↓↓↓
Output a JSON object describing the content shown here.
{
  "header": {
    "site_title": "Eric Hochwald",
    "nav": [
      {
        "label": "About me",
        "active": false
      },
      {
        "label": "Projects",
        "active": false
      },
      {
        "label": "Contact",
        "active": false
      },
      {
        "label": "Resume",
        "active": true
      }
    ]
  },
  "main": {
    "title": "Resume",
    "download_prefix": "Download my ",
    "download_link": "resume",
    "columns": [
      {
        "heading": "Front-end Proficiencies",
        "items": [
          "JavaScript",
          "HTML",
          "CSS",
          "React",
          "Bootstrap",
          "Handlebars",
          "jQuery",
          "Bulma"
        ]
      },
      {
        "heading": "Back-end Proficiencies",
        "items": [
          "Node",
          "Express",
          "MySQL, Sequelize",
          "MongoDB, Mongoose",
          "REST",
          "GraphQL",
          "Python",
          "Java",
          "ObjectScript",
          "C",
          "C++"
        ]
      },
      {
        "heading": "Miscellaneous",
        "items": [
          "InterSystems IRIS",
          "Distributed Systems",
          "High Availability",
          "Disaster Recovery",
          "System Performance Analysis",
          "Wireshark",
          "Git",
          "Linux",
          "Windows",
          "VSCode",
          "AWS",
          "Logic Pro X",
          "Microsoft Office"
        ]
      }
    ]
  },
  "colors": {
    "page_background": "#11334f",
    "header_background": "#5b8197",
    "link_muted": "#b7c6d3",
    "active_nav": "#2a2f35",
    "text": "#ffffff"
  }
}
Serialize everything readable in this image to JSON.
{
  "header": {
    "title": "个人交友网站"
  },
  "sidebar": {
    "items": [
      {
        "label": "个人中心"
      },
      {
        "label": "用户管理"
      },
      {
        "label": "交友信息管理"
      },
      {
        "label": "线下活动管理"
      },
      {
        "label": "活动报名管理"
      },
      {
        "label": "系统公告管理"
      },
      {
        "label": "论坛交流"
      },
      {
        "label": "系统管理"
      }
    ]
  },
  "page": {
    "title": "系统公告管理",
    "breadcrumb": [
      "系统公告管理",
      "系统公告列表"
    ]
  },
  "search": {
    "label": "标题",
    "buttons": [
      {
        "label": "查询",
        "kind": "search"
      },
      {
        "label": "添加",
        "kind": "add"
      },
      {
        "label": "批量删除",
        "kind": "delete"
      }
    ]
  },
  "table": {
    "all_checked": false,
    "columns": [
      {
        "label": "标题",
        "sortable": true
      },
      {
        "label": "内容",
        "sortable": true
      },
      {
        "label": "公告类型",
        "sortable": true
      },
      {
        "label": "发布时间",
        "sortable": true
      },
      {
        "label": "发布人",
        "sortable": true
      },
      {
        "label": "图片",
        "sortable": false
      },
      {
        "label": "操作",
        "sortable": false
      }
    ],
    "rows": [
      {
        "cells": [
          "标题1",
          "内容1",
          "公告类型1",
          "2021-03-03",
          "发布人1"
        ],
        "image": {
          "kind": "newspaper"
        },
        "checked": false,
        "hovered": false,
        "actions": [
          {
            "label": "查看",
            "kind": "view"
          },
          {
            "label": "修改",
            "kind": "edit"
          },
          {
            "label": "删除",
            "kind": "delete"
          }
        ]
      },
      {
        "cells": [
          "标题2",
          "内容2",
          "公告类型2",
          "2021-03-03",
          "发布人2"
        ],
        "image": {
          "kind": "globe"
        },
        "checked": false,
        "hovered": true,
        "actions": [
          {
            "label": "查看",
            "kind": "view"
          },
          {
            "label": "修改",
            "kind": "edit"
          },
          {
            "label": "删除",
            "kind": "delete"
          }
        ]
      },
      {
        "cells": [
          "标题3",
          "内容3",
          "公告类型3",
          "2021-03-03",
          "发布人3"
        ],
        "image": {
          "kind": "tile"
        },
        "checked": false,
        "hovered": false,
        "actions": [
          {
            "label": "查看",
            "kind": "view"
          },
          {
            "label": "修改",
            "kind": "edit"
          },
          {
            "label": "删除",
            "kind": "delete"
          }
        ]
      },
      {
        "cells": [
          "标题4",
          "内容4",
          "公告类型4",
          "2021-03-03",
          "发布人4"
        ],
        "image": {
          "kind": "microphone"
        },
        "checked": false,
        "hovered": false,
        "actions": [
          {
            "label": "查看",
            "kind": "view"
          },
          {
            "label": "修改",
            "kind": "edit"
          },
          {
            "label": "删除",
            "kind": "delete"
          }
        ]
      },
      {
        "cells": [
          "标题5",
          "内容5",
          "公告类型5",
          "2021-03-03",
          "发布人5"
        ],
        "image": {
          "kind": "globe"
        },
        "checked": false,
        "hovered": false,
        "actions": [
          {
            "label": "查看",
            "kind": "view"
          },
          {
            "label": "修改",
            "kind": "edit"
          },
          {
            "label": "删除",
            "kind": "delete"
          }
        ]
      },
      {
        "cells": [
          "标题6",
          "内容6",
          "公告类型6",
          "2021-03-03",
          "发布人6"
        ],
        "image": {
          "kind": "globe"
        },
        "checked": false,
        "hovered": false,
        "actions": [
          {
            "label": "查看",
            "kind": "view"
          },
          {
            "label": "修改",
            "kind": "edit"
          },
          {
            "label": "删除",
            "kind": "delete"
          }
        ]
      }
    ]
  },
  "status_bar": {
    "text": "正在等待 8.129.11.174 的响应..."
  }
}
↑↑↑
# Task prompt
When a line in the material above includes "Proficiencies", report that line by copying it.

# Written answer
        "heading": "Front-end Proficiencies",
        "heading": "Back-end Proficiencies",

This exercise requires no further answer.